I loved romantic comedies — “When Harry Meets Sally,” “Sleepless in Seattle,” “Message in a Bottle” and all the other weepy ones from Nicholas Sparks. There are many, many others. Who can forget that scene in the “Titanic” on the ship railing?
I used to see them all.
My enthusiasm for them – at least the new ones – is gone. The stars are always very young, beautiful and perfect. They are too young for me to get their “angst.” Heartbreak at age 25 is nothing compared to heartbreak after 50.
Then I saw “Enough Said” with James Gandolfini and Julia Louis-Dreyfus.
There is nothing “movie star” about Gandolfini. He is like a guy you already know. Hair is thinning. Stomach is a little paunchy. He is real. He’s not perfect. He is ordinary.
Julia is similar. Not drop dead gorgeous but attractive enough. Both are very talented. Very talented.
The plot is believable. Julia starts to date Gandolfini who is the ex-husband of a new friend. Only no one knows the connections. That is until Julia sees the daughter at her friend’s house.
From that point on Julia starts looking for those traits in her boyfriend that her friend complains about. She picks up on the goofy things that don’t bother you until big things sour the relationship.
Will she get fed up with his idiosyncrasies? The problem is that it’s out of context. Lack of bedroom side tables do not break up a marriage. Something else happens and then anything (and I mean everything!) gets annoying.
I can see this happening. (Except for the part about dating at this stage of life. That would give me hives.) All of a sudden you realize you are in the middle of someone else’s contentious divorce and you will lose one friend or the other. Unfortunately Julia didn’t decide on a course of action until she was “outed” by the daughter.
I won’t tell you the ending.

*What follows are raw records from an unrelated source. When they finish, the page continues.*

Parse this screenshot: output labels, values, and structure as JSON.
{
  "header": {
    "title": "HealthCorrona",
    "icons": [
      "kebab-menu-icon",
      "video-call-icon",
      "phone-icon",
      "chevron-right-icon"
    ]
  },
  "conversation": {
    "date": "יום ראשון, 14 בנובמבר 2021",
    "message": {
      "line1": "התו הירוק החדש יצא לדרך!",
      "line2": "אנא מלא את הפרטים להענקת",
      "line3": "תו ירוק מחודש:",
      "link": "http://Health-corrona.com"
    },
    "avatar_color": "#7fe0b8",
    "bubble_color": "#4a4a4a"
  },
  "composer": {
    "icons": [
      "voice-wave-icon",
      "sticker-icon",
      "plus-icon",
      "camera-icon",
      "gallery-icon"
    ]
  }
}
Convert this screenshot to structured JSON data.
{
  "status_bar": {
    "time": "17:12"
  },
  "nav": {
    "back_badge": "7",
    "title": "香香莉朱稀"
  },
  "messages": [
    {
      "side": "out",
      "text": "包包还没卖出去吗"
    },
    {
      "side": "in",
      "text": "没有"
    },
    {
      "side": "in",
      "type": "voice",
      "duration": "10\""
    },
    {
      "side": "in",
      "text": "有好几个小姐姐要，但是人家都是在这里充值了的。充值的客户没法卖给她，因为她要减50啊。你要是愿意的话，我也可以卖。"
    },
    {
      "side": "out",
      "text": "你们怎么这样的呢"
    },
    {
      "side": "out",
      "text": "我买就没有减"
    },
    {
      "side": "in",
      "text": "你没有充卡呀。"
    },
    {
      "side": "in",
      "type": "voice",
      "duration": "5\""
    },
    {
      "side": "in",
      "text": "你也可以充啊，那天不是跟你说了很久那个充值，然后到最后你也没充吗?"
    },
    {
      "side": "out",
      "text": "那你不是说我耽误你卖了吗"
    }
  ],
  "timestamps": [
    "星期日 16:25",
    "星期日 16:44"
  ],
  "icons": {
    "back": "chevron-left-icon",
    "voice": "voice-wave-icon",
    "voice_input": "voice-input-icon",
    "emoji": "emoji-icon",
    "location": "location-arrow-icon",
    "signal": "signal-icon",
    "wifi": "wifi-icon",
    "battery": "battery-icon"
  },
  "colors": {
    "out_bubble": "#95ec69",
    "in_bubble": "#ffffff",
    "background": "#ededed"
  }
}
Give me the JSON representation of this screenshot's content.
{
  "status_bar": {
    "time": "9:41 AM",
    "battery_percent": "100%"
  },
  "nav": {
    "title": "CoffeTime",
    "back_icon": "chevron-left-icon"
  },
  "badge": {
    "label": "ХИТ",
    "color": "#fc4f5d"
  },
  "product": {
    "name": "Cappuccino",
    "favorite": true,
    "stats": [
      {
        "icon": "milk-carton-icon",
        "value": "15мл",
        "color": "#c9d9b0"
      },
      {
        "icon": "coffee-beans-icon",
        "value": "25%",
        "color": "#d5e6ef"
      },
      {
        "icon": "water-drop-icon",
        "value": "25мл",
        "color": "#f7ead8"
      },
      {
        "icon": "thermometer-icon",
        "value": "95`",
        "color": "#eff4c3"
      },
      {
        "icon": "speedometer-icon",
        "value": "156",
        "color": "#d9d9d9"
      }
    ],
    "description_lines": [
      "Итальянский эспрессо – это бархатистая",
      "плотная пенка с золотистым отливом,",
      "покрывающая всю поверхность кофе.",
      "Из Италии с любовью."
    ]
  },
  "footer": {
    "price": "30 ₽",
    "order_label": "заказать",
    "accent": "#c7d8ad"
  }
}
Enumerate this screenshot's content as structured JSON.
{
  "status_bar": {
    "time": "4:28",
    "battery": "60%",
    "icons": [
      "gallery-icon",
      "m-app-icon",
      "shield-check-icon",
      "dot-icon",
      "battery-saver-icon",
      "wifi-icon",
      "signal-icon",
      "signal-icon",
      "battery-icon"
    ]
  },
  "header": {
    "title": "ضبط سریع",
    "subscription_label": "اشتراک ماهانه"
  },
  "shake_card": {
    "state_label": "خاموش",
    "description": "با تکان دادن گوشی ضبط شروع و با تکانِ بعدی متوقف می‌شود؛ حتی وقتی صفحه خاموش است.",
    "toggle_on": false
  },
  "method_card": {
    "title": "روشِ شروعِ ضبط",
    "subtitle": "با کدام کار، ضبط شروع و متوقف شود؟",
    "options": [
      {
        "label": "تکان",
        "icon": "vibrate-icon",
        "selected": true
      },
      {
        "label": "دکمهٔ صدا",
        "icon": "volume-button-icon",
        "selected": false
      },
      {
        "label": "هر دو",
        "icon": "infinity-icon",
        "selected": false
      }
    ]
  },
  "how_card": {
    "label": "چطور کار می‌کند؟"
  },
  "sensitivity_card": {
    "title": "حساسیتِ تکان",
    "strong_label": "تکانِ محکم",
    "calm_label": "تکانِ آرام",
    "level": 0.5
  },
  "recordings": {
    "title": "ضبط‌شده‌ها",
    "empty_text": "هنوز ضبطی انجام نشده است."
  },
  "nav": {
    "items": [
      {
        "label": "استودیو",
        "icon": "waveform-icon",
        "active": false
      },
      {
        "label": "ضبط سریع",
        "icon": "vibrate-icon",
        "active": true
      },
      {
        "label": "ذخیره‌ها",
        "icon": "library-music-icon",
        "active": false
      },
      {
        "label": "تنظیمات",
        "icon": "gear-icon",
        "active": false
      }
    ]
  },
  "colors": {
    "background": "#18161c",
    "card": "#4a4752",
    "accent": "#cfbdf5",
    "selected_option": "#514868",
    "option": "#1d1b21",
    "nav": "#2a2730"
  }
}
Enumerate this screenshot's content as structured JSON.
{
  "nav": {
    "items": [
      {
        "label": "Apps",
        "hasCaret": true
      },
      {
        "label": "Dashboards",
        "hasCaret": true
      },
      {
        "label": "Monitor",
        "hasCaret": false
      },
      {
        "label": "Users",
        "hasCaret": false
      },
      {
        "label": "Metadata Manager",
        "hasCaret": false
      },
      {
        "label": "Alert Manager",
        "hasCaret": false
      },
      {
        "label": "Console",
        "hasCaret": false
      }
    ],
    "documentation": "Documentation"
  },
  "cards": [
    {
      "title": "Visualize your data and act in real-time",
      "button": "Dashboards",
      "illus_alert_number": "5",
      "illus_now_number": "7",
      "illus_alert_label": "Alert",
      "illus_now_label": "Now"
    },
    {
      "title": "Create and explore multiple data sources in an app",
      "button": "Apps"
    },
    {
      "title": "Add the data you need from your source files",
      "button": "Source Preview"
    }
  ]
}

If you like romantic stories (I wouldn’t call it a comedy) with people you can identify with, this may be a good movie for you.
If you prefer perfect young men and women romping around in their underwear showing off gorgeous bodies, this isn’t it. (There are some underwear scenes but it really “ain’t purty!”)
James Gandolfini’s death is very sad. I saw a few episodes of “The Sopranos” but I really didn’t know how talented he was until I saw this film. He presented a quality of realness that touched my heart.
Disclaimer: As always no one pays me for anything I write. We could change that. Starbucks you hear me????